Communication ethics is the critical reflection and revision of practices of communication.
The scope of this reflection may be narrow or wide. Narrowly speaking, it aims to assess the ethical merits of this or that particular action or practice. In a broad sense – the sense which is often forgot – it asks what sort of a culture of communication we should foster and engage in.
Among communication professionals, just like among any groups of professionals, there is a danger, however. Think of the way in which ethical ideas and concepts are invoked within your professional life.
For one thing, your company more than likely has a strategy with a bunch of value-laden words – suggested by a consultant, presumably based on a workshop which you may or may not have attended. But even if these framed concepts somehow translate into practice (which is itself often doubtful), research shows that value-laden notions and codes of conduct will be understood very differently by different people in different contexts.
Secondly, there’s all that CSR. Businesses are increasingly engaged in reporting their activities from the point of view of “responsibility”. But are these reports motivated by actual ethical considerations? Who reads them?
Thirdly, there’s the gospel of nice corporations. At a hefty price, millionaires and billionaires will sit between you and a beautiful set of powerpoint slides and tell you the secret to their success. Without exception, that secret includes appreciating other people, fostering innovation and new ideas, and taking care of employees, colleagues and the environment.
That one time when they out-priced a new competitor which had a better idea, hired its employees and destroyed every trace of their superior innovation doesn’t get mentioned.
All of the three practices just mentioned may surely be useful as tools and as inspiration for ethical reflection. The problems begin when we think that engaging in these (and various other) practices, or hiring someone to do so, amounts to actual ethical criticism and revision – when we outsource our ethics.
Self-regulation: the Finnish case
In 2015, associations of communications professionals came together and founded the Council of Ethics for Communication in Finland. This development was possible in a small country with a high level of professional organization and a long tradition in self-regulation, especially within the media.
The Council was born out of perceived practical need. For one thing, ethical issues and questions had started to appear on the everyday agenda. It was understood that no one person – such as a managing director of an association – could single-handedly respond to all of them and represent the whole profession. A larger panel of experts was required.
Another issue concerned problematic situations that could emerge between professionals and their employers or clients.
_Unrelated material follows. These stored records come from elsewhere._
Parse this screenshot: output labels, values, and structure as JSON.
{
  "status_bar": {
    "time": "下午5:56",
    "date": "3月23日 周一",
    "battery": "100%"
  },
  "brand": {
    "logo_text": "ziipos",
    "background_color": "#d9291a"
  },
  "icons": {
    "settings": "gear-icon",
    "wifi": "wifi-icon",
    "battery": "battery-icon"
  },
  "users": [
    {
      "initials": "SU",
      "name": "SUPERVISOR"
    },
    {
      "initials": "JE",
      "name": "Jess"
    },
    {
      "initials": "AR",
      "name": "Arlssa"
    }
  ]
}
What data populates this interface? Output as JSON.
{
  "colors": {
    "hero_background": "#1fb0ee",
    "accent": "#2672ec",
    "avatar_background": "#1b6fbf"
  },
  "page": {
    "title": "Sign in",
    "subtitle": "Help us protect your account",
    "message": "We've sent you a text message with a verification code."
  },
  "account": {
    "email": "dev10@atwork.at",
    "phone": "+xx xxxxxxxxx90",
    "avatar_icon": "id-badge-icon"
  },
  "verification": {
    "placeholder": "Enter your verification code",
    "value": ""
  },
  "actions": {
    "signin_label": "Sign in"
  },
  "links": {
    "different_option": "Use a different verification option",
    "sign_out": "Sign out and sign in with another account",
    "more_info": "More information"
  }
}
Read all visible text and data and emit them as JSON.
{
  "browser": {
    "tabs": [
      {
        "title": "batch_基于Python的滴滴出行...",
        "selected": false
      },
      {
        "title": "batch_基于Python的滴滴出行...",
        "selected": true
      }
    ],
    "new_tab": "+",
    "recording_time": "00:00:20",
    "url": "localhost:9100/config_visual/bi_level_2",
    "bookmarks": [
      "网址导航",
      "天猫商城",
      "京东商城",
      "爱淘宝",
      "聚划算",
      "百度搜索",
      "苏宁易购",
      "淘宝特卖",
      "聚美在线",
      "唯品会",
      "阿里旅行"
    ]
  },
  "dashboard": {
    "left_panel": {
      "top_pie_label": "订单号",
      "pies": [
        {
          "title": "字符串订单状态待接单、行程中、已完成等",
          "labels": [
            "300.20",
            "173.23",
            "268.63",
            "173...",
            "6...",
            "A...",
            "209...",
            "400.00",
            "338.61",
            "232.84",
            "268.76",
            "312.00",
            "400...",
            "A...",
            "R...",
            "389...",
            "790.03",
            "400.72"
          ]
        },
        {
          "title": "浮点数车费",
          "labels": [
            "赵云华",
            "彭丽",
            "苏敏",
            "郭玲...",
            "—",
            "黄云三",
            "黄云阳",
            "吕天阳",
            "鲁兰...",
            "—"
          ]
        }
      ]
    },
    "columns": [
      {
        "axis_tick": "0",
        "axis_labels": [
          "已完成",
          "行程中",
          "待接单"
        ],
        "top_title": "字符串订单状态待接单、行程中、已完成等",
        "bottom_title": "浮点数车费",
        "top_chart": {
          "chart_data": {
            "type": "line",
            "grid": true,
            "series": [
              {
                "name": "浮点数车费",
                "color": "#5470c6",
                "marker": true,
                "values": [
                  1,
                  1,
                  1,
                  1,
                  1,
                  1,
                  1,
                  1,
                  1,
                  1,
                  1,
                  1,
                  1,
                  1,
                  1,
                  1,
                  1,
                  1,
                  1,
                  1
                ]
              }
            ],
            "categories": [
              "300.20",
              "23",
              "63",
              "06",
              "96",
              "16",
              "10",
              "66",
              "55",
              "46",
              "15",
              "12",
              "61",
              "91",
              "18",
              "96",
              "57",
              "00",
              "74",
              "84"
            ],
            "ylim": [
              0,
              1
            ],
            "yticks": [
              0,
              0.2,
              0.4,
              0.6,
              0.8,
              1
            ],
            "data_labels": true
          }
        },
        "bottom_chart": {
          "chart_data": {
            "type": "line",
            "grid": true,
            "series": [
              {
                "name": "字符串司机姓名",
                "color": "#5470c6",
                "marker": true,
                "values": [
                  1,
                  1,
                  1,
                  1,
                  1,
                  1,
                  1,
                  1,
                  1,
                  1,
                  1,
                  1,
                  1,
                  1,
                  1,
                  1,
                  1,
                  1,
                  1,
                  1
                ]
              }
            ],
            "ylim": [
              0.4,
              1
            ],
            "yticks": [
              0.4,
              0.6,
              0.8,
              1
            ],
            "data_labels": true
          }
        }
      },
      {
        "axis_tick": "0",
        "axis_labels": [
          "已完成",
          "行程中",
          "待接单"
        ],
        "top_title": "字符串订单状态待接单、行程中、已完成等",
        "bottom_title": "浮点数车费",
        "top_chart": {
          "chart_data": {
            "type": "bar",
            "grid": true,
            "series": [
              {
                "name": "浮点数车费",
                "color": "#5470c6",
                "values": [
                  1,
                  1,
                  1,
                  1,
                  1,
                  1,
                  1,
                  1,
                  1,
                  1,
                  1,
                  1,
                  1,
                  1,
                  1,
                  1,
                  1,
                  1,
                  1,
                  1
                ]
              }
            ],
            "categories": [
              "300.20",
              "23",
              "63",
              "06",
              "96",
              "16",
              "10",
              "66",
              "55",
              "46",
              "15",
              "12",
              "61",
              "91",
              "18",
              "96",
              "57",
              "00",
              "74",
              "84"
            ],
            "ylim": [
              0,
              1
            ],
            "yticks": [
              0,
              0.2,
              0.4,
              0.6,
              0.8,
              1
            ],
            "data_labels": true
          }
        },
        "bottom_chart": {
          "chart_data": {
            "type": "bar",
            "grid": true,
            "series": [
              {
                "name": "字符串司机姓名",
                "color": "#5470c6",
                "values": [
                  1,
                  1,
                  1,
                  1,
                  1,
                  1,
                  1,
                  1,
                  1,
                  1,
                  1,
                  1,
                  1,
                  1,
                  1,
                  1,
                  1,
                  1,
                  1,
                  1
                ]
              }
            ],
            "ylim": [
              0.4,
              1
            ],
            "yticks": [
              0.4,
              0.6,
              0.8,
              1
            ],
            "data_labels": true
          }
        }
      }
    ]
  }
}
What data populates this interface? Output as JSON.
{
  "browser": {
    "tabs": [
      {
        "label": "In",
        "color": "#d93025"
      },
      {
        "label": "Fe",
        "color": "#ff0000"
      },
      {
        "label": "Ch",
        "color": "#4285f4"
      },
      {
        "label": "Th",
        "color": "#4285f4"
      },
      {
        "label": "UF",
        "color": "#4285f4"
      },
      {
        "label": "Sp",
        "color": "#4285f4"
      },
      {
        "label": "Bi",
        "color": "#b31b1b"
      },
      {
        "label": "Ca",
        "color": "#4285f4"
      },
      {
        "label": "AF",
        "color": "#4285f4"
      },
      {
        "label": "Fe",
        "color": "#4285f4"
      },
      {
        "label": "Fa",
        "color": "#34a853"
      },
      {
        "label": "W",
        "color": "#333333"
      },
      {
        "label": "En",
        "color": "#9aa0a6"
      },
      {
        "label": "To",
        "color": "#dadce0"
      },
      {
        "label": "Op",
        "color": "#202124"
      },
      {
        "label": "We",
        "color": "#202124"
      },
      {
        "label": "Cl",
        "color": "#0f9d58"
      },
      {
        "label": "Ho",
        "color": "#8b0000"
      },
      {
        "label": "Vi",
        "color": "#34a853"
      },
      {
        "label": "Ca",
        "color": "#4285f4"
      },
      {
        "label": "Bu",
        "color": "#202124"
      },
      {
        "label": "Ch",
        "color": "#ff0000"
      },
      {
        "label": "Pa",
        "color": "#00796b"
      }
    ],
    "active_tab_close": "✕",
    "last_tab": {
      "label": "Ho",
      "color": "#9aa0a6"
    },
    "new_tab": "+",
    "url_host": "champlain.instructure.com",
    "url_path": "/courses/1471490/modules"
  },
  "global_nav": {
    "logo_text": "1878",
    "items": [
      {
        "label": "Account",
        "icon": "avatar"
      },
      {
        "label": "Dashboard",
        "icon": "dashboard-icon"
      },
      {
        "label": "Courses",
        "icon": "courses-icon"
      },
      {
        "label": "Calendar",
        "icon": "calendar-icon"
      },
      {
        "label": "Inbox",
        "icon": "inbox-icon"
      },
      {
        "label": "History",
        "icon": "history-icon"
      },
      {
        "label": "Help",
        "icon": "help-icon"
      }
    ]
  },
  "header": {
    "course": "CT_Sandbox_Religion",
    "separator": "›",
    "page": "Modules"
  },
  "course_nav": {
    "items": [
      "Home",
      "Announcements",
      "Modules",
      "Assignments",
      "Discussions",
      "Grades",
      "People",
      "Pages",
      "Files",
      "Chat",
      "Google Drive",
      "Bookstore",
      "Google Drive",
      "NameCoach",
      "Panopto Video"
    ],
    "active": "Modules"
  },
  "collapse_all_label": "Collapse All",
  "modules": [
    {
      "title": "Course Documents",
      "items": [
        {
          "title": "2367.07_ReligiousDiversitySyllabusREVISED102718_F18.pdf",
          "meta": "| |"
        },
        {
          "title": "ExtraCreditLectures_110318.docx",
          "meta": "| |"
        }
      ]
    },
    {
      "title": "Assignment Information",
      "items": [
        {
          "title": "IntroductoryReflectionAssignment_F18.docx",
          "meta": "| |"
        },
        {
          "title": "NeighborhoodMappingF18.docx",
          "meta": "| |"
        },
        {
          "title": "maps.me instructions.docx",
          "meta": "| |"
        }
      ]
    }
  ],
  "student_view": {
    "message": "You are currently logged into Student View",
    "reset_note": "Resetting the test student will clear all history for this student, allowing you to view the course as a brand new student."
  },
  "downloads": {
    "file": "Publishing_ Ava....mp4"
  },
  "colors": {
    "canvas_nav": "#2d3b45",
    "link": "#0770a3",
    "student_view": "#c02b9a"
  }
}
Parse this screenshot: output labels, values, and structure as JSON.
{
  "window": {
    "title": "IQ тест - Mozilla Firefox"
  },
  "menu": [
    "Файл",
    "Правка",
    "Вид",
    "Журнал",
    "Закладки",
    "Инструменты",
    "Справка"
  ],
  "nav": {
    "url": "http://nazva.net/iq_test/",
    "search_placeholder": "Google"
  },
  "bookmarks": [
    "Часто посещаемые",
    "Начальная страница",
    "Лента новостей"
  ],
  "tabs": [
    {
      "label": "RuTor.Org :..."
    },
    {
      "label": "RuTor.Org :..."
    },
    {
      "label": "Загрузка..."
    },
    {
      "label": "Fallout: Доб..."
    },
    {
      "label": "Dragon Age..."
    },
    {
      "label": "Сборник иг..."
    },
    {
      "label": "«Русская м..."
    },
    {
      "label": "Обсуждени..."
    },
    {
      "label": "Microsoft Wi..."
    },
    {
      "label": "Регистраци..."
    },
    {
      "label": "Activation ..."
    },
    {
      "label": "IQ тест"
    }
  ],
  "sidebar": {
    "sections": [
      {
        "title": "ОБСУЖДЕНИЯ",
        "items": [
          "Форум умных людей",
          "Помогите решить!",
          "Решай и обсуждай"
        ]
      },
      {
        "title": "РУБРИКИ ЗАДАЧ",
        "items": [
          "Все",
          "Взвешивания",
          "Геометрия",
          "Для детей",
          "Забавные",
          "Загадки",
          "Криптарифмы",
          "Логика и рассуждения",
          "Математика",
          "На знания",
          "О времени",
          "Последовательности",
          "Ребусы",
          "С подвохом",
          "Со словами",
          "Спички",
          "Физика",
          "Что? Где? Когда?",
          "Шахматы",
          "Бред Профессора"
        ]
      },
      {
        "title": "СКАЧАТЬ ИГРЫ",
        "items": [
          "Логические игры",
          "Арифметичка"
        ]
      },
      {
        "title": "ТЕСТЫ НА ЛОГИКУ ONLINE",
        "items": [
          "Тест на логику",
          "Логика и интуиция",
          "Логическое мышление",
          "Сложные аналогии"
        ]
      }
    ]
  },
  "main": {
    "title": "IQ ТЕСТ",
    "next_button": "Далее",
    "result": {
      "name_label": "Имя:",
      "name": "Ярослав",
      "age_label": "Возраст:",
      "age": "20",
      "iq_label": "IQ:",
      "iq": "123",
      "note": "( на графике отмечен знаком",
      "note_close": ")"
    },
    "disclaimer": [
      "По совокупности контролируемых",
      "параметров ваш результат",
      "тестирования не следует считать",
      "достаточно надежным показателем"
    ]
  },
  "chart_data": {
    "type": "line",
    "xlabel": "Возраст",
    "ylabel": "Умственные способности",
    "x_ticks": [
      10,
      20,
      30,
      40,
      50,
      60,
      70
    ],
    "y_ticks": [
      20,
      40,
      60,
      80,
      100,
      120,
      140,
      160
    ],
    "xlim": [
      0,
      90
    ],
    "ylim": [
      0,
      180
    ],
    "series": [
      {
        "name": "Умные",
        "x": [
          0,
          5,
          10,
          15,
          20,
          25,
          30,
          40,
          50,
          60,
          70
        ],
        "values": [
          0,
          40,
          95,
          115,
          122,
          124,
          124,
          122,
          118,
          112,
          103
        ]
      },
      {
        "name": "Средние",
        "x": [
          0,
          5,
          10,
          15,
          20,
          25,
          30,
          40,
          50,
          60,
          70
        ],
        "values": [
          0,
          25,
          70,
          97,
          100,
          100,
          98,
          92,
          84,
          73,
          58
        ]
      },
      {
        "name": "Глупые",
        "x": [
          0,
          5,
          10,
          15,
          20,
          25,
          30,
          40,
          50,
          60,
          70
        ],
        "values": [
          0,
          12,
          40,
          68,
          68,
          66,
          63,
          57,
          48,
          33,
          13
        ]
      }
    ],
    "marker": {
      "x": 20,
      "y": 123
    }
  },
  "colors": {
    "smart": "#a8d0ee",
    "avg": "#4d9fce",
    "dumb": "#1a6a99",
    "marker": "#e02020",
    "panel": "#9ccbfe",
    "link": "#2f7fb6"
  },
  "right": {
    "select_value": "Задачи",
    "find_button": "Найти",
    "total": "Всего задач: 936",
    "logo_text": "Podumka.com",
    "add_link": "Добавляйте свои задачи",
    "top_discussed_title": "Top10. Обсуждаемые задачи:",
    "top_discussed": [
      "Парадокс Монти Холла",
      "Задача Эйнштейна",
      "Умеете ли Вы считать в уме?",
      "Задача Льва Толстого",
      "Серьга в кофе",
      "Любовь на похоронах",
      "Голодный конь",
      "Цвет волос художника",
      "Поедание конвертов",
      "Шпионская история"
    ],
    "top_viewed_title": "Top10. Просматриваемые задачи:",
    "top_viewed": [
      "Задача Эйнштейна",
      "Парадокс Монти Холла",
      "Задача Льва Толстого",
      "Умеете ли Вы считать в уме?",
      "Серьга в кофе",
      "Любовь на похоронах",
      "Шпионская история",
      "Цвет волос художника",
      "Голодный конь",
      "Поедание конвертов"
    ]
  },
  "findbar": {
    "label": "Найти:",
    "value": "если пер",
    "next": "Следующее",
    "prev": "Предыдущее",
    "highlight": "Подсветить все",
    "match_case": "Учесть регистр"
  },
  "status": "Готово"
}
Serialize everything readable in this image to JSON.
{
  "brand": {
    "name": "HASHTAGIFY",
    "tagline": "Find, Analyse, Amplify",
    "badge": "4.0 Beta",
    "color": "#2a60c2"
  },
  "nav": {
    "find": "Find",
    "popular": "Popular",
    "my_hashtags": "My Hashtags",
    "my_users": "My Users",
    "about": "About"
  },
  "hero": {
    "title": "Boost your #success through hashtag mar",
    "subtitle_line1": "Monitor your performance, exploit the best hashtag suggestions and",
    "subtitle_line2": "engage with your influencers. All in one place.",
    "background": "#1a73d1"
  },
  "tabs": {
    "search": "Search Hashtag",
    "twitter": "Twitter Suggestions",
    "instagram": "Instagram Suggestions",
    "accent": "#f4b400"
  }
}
Sometimes professionals were asked to do what they thought they shouldn’t be doing. They needed an ethical code which they could rely on and refer to.
Self-regulation. A council and a code. Here’s the question you should be asking: how is this not outsourced ethics?
There’s no single and simple way to avoid the pitfall; here’s three ways to make sure that the ethics really comes from within the profession.
Firstly, the council and its code should be based on (and constantly engaged in) gauging the expectations of the profession and its stakeholders, including their organizations and outside collaborators such as consultants. The code is by the professionals and for their actual practices.
Secondly, an ethical council should be proactive and address potential puzzles before they become actual problems. The Finnish council discusses and assesses general practices so that its ideas and comments could be helpful to the broadest possible number of professionals in their everyday choices.
Thirdly, and perhaps most importantly, councils should always remind themselves that their role is primarily to foster and give tools for ethical reflection among professionals – rather than be another opportunity of outsourcing that reflection to the “experts”.